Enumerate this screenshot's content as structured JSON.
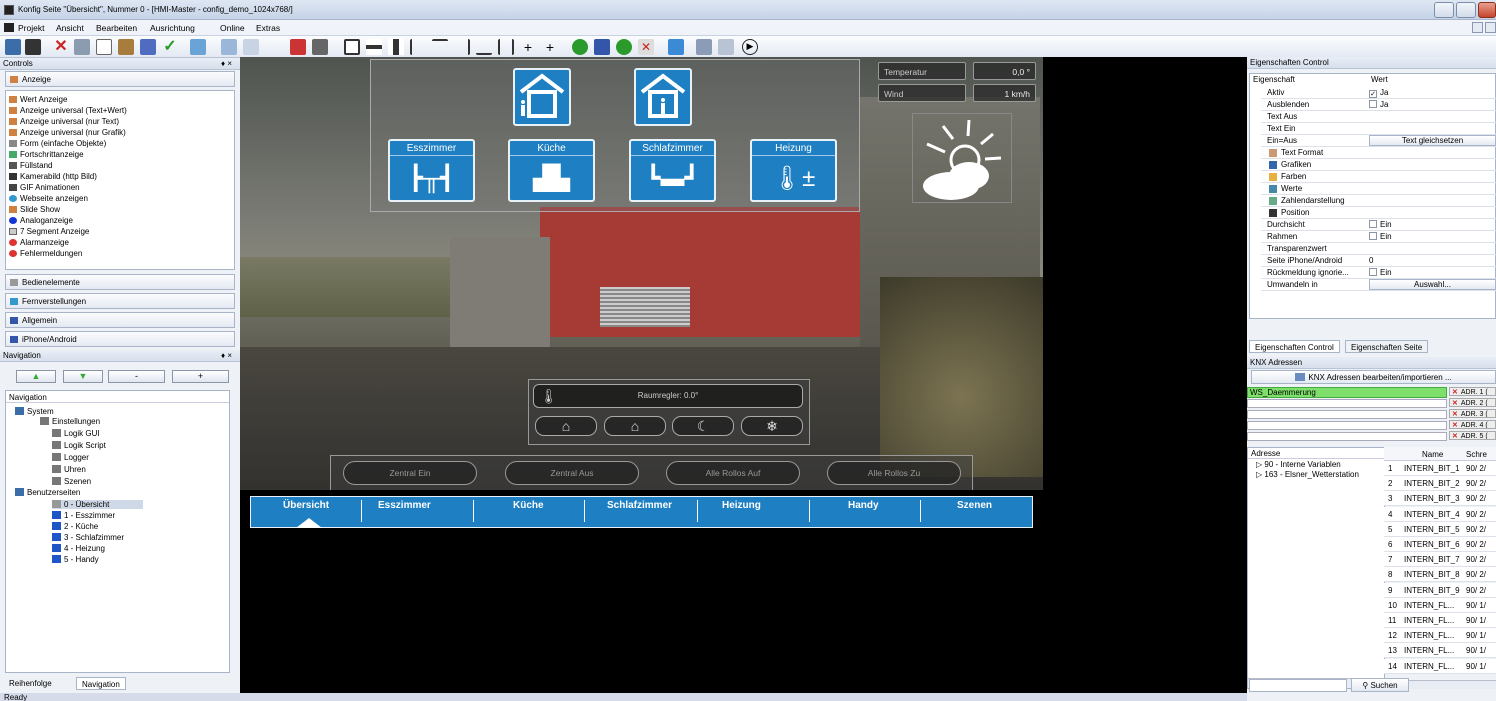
{
  "window": {
    "title": "Konfig Seite \"Übersicht\", Nummer 0  - [HMI-Master - config_demo_1024x768/]"
  },
  "menu": [
    {
      "label": "Projekt"
    },
    {
      "label": "Ansicht"
    },
    {
      "label": "Bearbeiten"
    },
    {
      "label": "Ausrichtung"
    },
    {
      "label": "Online"
    },
    {
      "label": "Extras"
    }
  ],
  "controls": {
    "title": "Controls",
    "pin": "♦ ×",
    "group_anzeige": "Anzeige",
    "items": [
      "Wert Anzeige",
      "Anzeige universal (Text+Wert)",
      "Anzeige universal (nur Text)",
      "Anzeige universal (nur Grafik)",
      "Form (einfache Objekte)",
      "Fortschrittanzeige",
      "Füllstand",
      "Kamerabild (http Bild)",
      "GIF Animationen",
      "Webseite anzeigen",
      "Slide Show",
      "Analoganzeige",
      "7 Segment Anzeige",
      "Alarmanzeige",
      "Fehlermeldungen"
    ],
    "groups": [
      "Bedienelemente",
      "Fernverstellungen",
      "Allgemein",
      "iPhone/Android"
    ]
  },
  "navigation": {
    "title": "Navigation",
    "pin": "♦ ×",
    "btn_minus": "-",
    "btn_plus": "+",
    "tree_header": "Navigation",
    "tree": [
      {
        "label": "System",
        "level": 0
      },
      {
        "label": "Einstellungen",
        "level": 1
      },
      {
        "label": "Logik GUI",
        "level": 1
      },
      {
        "label": "Logik Script",
        "level": 1
      },
      {
        "label": "Logger",
        "level": 1
      },
      {
        "label": "Uhren",
        "level": 1
      },
      {
        "label": "Szenen",
        "level": 1
      },
      {
        "label": "Benutzerseiten",
        "level": 0
      },
      {
        "label": "0 - Übersicht",
        "level": 1
      },
      {
        "label": "1 - Esszimmer",
        "level": 1
      },
      {
        "label": "2 - Küche",
        "level": 1
      },
      {
        "label": "3 - Schlafzimmer",
        "level": 1
      },
      {
        "label": "4 - Heizung",
        "level": 1
      },
      {
        "label": "5 - Handy",
        "level": 1
      }
    ],
    "tabs": [
      "Reihenfolge",
      "Navigation"
    ]
  },
  "hmi": {
    "rooms": [
      "Esszimmer",
      "Küche",
      "Schlafzimmer",
      "Heizung"
    ],
    "temperatur_label": "Temperatur",
    "temperatur_value": "0,0 °",
    "wind_label": "Wind",
    "wind_value": "1 km/h",
    "raumregler": "Raumregler: 0.0°",
    "zentral": [
      "Zentral Ein",
      "Zentral Aus",
      "Alle Rollos Auf",
      "Alle Rollos Zu"
    ],
    "nav": [
      "Übersicht",
      "Esszimmer",
      "Küche",
      "Schlafzimmer",
      "Heizung",
      "Handy",
      "Szenen"
    ]
  },
  "properties": {
    "title": "Eigenschaften Control",
    "col_key": "Eigenschaft",
    "col_val": "Wert",
    "rows": [
      {
        "k": "Aktiv",
        "v": "Ja",
        "chk": "✓"
      },
      {
        "k": "Ausblenden",
        "v": "Ja",
        "chk": " "
      },
      {
        "k": "Text Aus",
        "v": ""
      },
      {
        "k": "Text Ein",
        "v": ""
      },
      {
        "k": "Ein=Aus",
        "v": "Text gleichsetzen",
        "btn": true
      },
      {
        "k": "Text Format",
        "v": ""
      },
      {
        "k": "Grafiken",
        "v": ""
      },
      {
        "k": "Farben",
        "v": ""
      },
      {
        "k": "Werte",
        "v": ""
      },
      {
        "k": "Zahlendarstellung",
        "v": ""
      },
      {
        "k": "Position",
        "v": ""
      },
      {
        "k": "Durchsicht",
        "v": "Ein",
        "chk": " "
      },
      {
        "k": "Rahmen",
        "v": "Ein",
        "chk": " "
      },
      {
        "k": "Transparenzwert",
        "v": ""
      },
      {
        "k": "Seite iPhone/Android",
        "v": "0"
      },
      {
        "k": "Rückmeldung ignorie...",
        "v": "Ein",
        "chk": " "
      },
      {
        "k": "Umwandeln in",
        "v": "Auswahl...",
        "btn": true
      }
    ],
    "tabs": [
      "Eigenschaften Control",
      "Eigenschaften Seite"
    ]
  },
  "knx": {
    "title": "KNX Adressen",
    "edit_btn": "KNX Adressen bearbeiten/importieren ...",
    "selected": "WS_Daemmerung",
    "adr_buttons": [
      "ADR. 1 (",
      "ADR. 2 (",
      "ADR. 3 (",
      "ADR. 4 (",
      "ADR. 5 ("
    ],
    "tree_header": "Adresse",
    "tree": [
      "90 - Interne Variablen",
      "163 - Elsner_Wetterstation"
    ],
    "col_name": "Name",
    "col_schr": "Schre",
    "rows": [
      {
        "n": "1",
        "name": "INTERN_BIT_1",
        "s": "90/ 2/"
      },
      {
        "n": "2",
        "name": "INTERN_BIT_2",
        "s": "90/ 2/"
      },
      {
        "n": "3",
        "name": "INTERN_BIT_3",
        "s": "90/ 2/"
      },
      {
        "n": "4",
        "name": "INTERN_BIT_4",
        "s": "90/ 2/"
      },
      {
        "n": "5",
        "name": "INTERN_BIT_5",
        "s": "90/ 2/"
      },
      {
        "n": "6",
        "name": "INTERN_BIT_6",
        "s": "90/ 2/"
      },
      {
        "n": "7",
        "name": "INTERN_BIT_7",
        "s": "90/ 2/"
      },
      {
        "n": "8",
        "name": "INTERN_BIT_8",
        "s": "90/ 2/"
      },
      {
        "n": "9",
        "name": "INTERN_BIT_9",
        "s": "90/ 2/"
      },
      {
        "n": "10",
        "name": "INTERN_FL...",
        "s": "90/ 1/"
      },
      {
        "n": "11",
        "name": "INTERN_FL...",
        "s": "90/ 1/"
      },
      {
        "n": "12",
        "name": "INTERN_FL...",
        "s": "90/ 1/"
      },
      {
        "n": "13",
        "name": "INTERN_FL...",
        "s": "90/ 1/"
      },
      {
        "n": "14",
        "name": "INTERN_FL...",
        "s": "90/ 1/"
      }
    ],
    "search_btn": "Suchen",
    "scroll_mark": "III"
  },
  "status": "Ready"
}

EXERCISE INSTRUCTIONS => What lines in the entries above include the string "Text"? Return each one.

EXERCISE RESPONSE =>
      "Anzeige universal (Text+Wert)",
      "Anzeige universal (nur Text)",
        "k": "Text Aus",
        "k": "Text Ein",
        "v": "Text gleichsetzen",
        "k": "Text Format",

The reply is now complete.